Ashton Goudeau woke up Tuesday feeling a little sore. He tossed six innings of three-run ball the night before, but that wasn't the problem. It was cold in Portland, Maine. The temperature at first pitch was 45 degrees and dipped into the 30s overnight. So the right-hander took it easy
Ashton Goudeau woke up Tuesday feeling a little sore. He tossed six innings of three-run ball the night before, but that wasn't the problem. It was cold in Portland, Maine. The temperature at first pitch was 45 degrees and dipped into the 30s overnight. So the right-hander took it easy over the next few days. He threw less. He cut out long toss altogether from his preparation.
"Your body gets tired and you gotta listen to it," Goudeau said.
The 26-year-old retired all 18 batters he faced in Double-A Hartford's 5-3 win over New Hampshire on Saturday at Dunkin' Donuts Park, his first start since that chilly trip north. He fanned five and lowered his ERA to 1.97.
"Location of the fastball was good today," Goudeau said. "We were focusing on the inner part of the plate, and I was able to hit those spots early on. That kind of opened up the outside corner for the off-speed, especially the curveball and the changeup."
Goudeau (3-2) -- under clear skies and in 74-degree conditions -- won the battle in big spots from the outset. He threw at least two balls to each batter in the first inning, falling behind against two of them. But he fanned Forrest Wall on a 2-2 pitch, used a payoff pitch to get 29th-ranked Blue Jays prospect Santiago Espinal to fly to right and retired Brock Lundquist on a grounder to second to end the frame.
Rockies No 24 prospect Vince Fernandez gave Goudeau a lead to work with when he smacked a two-run homer in the home half of the inning, and that was more than enough of a cushion. He needed six pitches to navigate the second, then capped his first run through the Fisher Cats' order by punching out Vinny Capra. Each of his seven pitches in the fourth was a strike. The defense got all three outs in the fifth before Goudeau struck out the side in the sixth, perfection intact.
Goudeau felt good at that point, having thrown 49 of 70 pitches for strikes. "Man, this is crazy," he thought. But he tried to focus less on the looming milestone and more on whom he'd face in the seventh.
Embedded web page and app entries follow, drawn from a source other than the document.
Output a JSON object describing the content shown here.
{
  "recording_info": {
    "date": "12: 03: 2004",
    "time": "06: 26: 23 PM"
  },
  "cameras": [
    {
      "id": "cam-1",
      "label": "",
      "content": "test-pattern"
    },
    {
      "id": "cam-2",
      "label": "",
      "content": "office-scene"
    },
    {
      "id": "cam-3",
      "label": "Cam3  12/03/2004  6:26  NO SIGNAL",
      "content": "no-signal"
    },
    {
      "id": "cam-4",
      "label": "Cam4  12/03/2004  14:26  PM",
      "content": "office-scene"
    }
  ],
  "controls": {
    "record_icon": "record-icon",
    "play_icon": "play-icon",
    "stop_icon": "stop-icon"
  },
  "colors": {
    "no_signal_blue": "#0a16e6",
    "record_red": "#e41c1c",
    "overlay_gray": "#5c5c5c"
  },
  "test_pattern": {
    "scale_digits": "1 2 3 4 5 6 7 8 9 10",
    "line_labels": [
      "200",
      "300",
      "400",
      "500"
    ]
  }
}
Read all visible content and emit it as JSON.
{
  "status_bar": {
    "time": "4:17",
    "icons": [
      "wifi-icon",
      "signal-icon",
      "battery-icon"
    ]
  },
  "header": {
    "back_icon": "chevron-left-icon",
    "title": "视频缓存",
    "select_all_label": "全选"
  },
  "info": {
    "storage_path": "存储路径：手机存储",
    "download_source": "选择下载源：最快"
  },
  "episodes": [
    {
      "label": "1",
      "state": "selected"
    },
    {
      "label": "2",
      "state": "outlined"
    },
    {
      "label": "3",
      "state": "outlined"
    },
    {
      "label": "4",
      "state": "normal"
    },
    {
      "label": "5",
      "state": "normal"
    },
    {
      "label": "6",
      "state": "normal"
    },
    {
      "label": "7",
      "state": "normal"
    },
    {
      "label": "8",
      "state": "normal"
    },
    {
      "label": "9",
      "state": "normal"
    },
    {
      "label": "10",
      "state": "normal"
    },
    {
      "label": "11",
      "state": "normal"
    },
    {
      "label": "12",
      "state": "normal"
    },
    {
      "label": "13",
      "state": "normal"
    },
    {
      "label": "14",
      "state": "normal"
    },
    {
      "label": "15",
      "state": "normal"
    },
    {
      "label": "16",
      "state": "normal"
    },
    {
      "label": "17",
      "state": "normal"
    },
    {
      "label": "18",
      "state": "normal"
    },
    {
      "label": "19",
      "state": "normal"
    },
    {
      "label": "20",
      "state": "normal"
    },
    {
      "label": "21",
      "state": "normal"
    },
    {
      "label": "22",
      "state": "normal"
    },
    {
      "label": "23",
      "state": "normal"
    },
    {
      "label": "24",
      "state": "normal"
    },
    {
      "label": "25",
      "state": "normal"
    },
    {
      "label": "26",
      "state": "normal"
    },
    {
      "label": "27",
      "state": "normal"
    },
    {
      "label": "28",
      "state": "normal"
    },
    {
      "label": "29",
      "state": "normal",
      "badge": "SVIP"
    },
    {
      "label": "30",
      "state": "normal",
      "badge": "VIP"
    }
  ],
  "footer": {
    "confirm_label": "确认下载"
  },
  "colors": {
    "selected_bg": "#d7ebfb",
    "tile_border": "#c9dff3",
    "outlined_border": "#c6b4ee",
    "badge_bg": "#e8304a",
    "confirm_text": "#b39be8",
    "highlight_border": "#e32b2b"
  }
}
He didn't get the chance.
"You just try to keep it in the back of your mind," he said. "Just try to execute and stay in the present."
Gameday box score
The Newport, Arkansas, native is pitching for his third organization in 15 months. He was traded from the Royals -- the club that selected him the 27th round of the 2012 Draft -- to the Mariners last March. After pitching for three Seattle affiliates in 2018, Goudeau elected free agency in November. He didn't know what to expect.
It did not take long for him to get a call from Chris Forbes, the Rockies' assistant director of player development. Forbes sold Goudeau on Colorado's developmental process and desire to craft a Major League roster that's built from within the organization. Old coaches had good things to say. His family supported the move.
So, free agency lasted all of a fortnight.
"You're shooting to get a call the first couple weeks," he said. "You try not to think too much about it. You try to go about your offseason like you would like normal, like years before. Thankfully, I got the call."
The decision to sign with the Rockies paid off. Goudeau's best ERA was 3.22 in 2015, and he's more than a full run better than that in eight starts this year. The 103 punchouts he recorded in 2016 marked the only time he's reached triple digits, but he's already struck out 50 batters while walking only six over 45 2/3 innings.
Hartford's bullpen lost the perfect game on the first pitch after Goudeau's exit, when Wall led off the seventh with a double to center against Chris Rusin. Wall scored on Patrick Kivlehan's sacrifice fly and Blue Jays No. 6 prospect Kevin Smith delivered an RBI double later in the inning. Espinal singled in Wall in the eighth.
But Hartford had piled on five runs over the first six innings, getting RBIs from Manuel Melendez and Ryan Metzler and Arvicent Perez, who crushed his first homer of the season in the third. It was the second big fly against New Hampshire starter Willy Ortiz (0-3), who allowed four runs on six hits in three innings.
Logan Cozart earned his second save by tossing a scoreless ninth.
Joe Bloss is a contributor to MiLB.com. Follow him on Twitter @jtbloss.